--- Data to use ---

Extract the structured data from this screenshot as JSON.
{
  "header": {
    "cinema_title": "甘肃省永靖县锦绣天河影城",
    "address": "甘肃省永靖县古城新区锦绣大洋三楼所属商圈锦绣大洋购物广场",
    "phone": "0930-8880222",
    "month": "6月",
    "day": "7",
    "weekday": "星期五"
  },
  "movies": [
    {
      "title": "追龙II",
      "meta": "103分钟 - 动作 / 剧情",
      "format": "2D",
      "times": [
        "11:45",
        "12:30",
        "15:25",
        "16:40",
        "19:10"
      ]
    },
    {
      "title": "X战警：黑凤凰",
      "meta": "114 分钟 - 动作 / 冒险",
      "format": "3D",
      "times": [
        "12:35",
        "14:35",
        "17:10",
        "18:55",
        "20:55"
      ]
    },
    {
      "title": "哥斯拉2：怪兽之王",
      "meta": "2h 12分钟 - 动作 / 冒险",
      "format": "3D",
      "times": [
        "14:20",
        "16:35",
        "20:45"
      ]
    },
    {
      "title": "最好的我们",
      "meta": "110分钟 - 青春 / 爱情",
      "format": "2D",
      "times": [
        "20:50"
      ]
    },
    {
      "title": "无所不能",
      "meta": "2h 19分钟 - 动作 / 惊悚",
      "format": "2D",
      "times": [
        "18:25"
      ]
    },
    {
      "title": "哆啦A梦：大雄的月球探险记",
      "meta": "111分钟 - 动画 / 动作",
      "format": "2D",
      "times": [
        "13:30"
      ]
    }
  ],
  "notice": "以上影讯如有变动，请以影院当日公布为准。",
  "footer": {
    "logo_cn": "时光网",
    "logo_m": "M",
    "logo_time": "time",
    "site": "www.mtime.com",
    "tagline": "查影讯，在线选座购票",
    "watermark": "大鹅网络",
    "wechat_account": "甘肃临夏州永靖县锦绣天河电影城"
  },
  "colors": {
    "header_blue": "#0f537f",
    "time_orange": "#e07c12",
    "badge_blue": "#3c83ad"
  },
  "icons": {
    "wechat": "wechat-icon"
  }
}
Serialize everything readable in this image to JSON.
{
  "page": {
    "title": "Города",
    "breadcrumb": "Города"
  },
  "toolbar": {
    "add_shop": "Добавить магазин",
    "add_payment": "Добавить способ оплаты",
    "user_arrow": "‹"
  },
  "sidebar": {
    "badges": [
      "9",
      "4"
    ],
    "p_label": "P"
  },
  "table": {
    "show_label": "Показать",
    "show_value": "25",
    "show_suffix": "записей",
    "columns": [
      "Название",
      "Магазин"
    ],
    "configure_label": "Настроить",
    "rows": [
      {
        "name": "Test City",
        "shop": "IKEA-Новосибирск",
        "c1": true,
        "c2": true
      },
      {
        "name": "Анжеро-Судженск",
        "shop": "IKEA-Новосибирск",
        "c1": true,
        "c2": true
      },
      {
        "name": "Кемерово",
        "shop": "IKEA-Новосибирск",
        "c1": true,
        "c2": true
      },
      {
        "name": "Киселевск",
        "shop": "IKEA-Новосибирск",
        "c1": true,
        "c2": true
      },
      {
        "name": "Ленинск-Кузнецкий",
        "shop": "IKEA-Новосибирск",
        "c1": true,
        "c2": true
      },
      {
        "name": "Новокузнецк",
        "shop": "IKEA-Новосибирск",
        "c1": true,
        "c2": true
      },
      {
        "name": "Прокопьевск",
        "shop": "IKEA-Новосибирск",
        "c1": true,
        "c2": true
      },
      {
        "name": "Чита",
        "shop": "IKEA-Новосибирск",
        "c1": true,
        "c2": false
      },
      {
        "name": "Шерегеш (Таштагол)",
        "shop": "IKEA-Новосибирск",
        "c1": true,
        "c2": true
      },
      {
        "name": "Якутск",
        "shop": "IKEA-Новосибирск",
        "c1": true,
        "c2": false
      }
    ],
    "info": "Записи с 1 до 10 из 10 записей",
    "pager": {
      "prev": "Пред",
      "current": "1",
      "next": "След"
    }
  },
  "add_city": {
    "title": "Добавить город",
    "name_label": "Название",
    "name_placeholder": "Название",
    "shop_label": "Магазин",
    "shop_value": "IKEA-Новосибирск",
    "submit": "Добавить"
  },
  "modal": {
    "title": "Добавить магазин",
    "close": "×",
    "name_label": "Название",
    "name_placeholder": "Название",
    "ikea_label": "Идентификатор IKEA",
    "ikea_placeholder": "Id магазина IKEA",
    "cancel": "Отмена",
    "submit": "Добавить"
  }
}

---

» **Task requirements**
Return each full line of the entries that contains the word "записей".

» **Exercise result**
    "show_suffix": "записей",
    "info": "Записи с 1 до 10 из 10 записей",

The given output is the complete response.